The term for “good” in the original language speaks of “moral excellence.” The verb translated “cling to” means “to stick or hold together and resist separation, to join, unite, or embrace.” Some Bible versions say “hold fast” (ESV) or “hold tight to what is good” (NLT). When Paul told the Roman Christians to “cling to what is good,” his desire was for them to embrace moral goodness with all of their beings or, in other words, to love it.
The godless of the world “hate what is good” (2 Timothy 3:3, NLT). But God’s children are lovers of good. We hate evil because it is the enemy of all that is good. God Himself is good and the source of all goodness (Mark 10:18). Everything God creates is “very good” in every aspect (Genesis 1:31).
Our goodness as believers, our righteousness or moral excellence, starts by being made right with God through faith in Jesus Christ (Psalm 14:3; Romans 3:22; 10:4). God has made Jesus Christ our righteousness (1 Corinthians 1:30; 2 Peter 1:1; 2 Corinthians 5:21). Once we are made right with God through the blood of Jesus and our faith in Him, we continue to seek, hunger, and thirst for His righteousness by clinging to what is good (Matthew 5:6; 6:33).
When we hold tight to God, He works His righteousness in us. When we cling to what is good—when we love God and stick close to Him—we can trust that He is transforming us from within, teaching us His good and perfect will, and working everything in our lives for good (Romans 8:28).
Early church father Augustine of Hippo said, “It is good for me to stick close to my God. This will constitute the perfect and eternal wisdom, as it will constitute the truly happy life, because to attain it is to attain the eternal and supreme good, and to stick close to God forever is the sum of our good” (Letters, 131—164, The Fathers of the Church, vol. 20, R. J. Deferrari, ed., W. Parsons, trans., The Catholic University of America Press, 1953, p. 314).

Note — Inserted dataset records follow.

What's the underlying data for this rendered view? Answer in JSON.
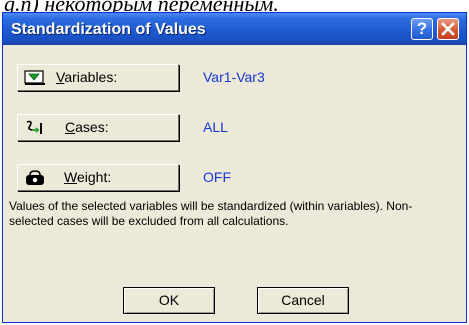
{
  "background_text": "g.n) некоторым переменным.",
  "window": {
    "title": "Standardization of Values",
    "help_glyph": "?",
    "colors": {
      "title_bar": "#1e5bd0",
      "value_text": "#1437d8",
      "dialog_bg": "#ece9d8"
    }
  },
  "rows": [
    {
      "icon": "variables-icon",
      "label_prefix": "",
      "label_hotkey": "V",
      "label_rest": "ariables:",
      "value": "Var1-Var3"
    },
    {
      "icon": "cases-icon",
      "label_prefix": "",
      "label_hotkey": "C",
      "label_rest": "ases:",
      "value": "ALL"
    },
    {
      "icon": "weight-icon",
      "label_prefix": "",
      "label_hotkey": "W",
      "label_rest": "eight:",
      "value": "OFF"
    }
  ],
  "description": "Values of the selected variables will be standardized (within variables). Non-selected cases will be excluded from all calculations.",
  "buttons": {
    "ok": "OK",
    "cancel": "Cancel"
  }
}
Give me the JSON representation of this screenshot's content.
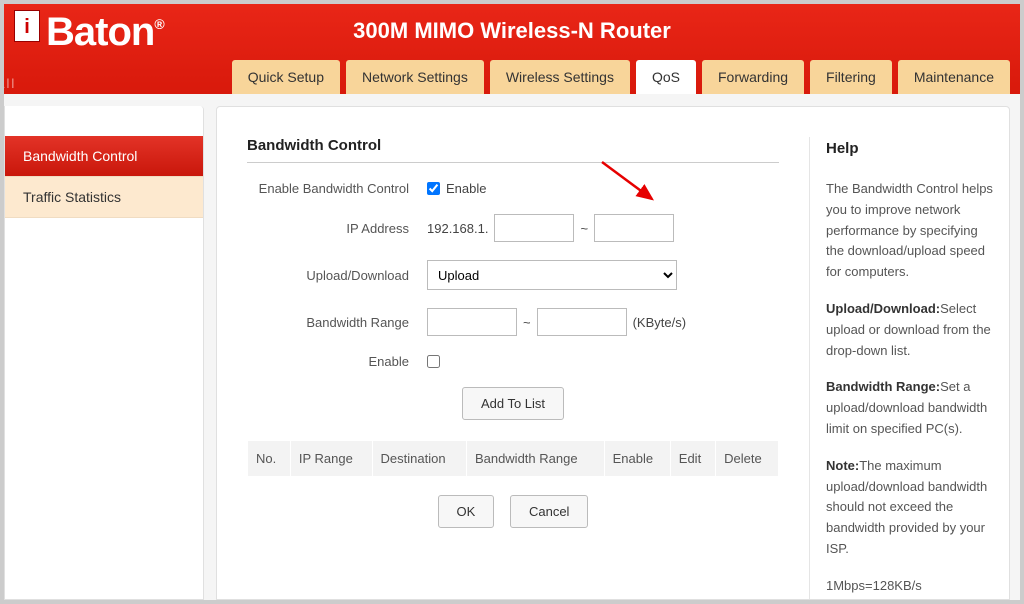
{
  "header": {
    "brand_i": "i",
    "brand_ball": "ball",
    "brand_main": "Baton",
    "brand_reg": "®",
    "product_title": "300M MIMO Wireless-N Router"
  },
  "tabs": [
    {
      "label": "Quick Setup",
      "active": false
    },
    {
      "label": "Network Settings",
      "active": false
    },
    {
      "label": "Wireless Settings",
      "active": false
    },
    {
      "label": "QoS",
      "active": true
    },
    {
      "label": "Forwarding",
      "active": false
    },
    {
      "label": "Filtering",
      "active": false
    },
    {
      "label": "Maintenance",
      "active": false
    }
  ],
  "sidebar": {
    "items": [
      {
        "label": "Bandwidth Control",
        "active": true
      },
      {
        "label": "Traffic Statistics",
        "active": false
      }
    ]
  },
  "content": {
    "section_title": "Bandwidth Control",
    "labels": {
      "enable_bw": "Enable Bandwidth Control",
      "enable_cb": "Enable",
      "ip_address": "IP Address",
      "ip_prefix": "192.168.1.",
      "up_down": "Upload/Download",
      "bw_range": "Bandwidth Range",
      "bw_unit": "(KByte/s)",
      "enable_row": "Enable",
      "add_btn": "Add To List",
      "ok_btn": "OK",
      "cancel_btn": "Cancel"
    },
    "select_options": [
      "Upload"
    ],
    "select_value": "Upload",
    "enable_bw_checked": true,
    "enable_row_checked": false,
    "table_headers": [
      "No.",
      "IP Range",
      "Destination",
      "Bandwidth Range",
      "Enable",
      "Edit",
      "Delete"
    ]
  },
  "help": {
    "title": "Help",
    "p1": "The Bandwidth Control helps you to improve network performance by specifying the download/upload speed for computers.",
    "p2_b": "Upload/Download:",
    "p2": "Select upload or download from the drop-down list.",
    "p3_b": "Bandwidth Range:",
    "p3": "Set a upload/download bandwidth limit on specified PC(s).",
    "p4_b": "Note:",
    "p4": "The maximum upload/download bandwidth should not exceed the bandwidth provided by your ISP.",
    "p5": "1Mbps=128KB/s"
  }
}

Paul advised the Thessalonians to test all things by God’s moral standard and only “hold on to what is good. Stay away from every kind of evil” (1 Thessalonians 5:21–22, NLT). He told the Roman believers, “Don’t copy the behavior and customs of this world, but let God transform you into a new person by changing the way you think. Then you will learn to know God’s will for you, which is good and pleasing and perfect” (Romans 12:2, NLT).
God warned the people of Israel to turn away from their corrupt behavior and “do what is good” (Amos 5:14, NLT). If they would go against the prevailing corruption by hating evil behavior and clinging to what is good and righteous, if they would defend justice instead of trampling on it (Amos 5:10–12), the Lord would stand by them as their defender rather than as their judge. Similarly, Paul asserted that to those who “keep on doing good, seeking after the glory and honor and immortality that God offers,” the Lord will give eternal life. “But he will pour out his anger and wrath on those who live for themselves, who refuse to obey the truth and instead live lives of wickedness” (Romans 2:7–8, NLT).
God’s Son, Jesus Christ, is “the good shepherd” who “lays down his life for the sheep” (John 10:11). His life and death are ultimate examples of what it means to put sincere, sacrificial love into action. Jesus “gave his life to free us from every kind of sin, to cleanse us, and to make us his very own people, totally committed to doing good deeds” (Titus 2:14, NLT).
By doing good deeds and showing kindness and sacrificial love to others, we prove that we are the children of God: “Dear friend, do not imitate what is evil but what is good. Anyone who does what is good is from God. Anyone who does what is evil has not seen God” (3 John 1:11; see also James 3:13). Clinging to what is good draws us into a closer relationship with Christ, which in turn results in Christlikeness of character: “For God called you to do good, even if it means suffering, just as Christ suffered for you. He is your example, and you must follow in his steps” (1 Peter 2:21, NLT).
We cling to what is good by clinging to the Lord. Jesus Christ in us is all the goodness we need to be wholly good.